BEGIN Records provided

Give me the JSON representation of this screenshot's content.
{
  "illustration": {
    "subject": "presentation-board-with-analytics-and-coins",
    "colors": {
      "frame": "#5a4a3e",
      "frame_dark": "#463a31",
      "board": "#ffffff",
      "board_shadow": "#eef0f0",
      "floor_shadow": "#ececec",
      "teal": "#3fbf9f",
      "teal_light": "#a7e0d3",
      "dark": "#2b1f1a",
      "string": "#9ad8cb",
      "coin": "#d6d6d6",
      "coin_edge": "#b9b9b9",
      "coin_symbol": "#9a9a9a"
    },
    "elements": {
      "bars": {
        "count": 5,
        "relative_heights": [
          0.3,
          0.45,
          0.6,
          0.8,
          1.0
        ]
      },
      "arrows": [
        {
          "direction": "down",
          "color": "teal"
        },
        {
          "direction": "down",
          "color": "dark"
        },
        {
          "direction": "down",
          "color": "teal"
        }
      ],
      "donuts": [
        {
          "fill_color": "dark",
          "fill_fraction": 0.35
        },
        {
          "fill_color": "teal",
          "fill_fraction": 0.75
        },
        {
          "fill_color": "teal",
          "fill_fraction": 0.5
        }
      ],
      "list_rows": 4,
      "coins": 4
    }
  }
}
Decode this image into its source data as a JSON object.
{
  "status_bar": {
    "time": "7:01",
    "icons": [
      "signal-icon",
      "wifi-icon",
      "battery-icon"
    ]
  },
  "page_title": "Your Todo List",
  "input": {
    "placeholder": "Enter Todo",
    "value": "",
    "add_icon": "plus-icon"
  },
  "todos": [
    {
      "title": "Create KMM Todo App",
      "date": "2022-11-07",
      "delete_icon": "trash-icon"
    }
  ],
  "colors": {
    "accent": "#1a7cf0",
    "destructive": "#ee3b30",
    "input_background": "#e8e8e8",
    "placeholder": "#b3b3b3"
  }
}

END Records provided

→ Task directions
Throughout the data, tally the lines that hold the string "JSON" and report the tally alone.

→ Written answer
2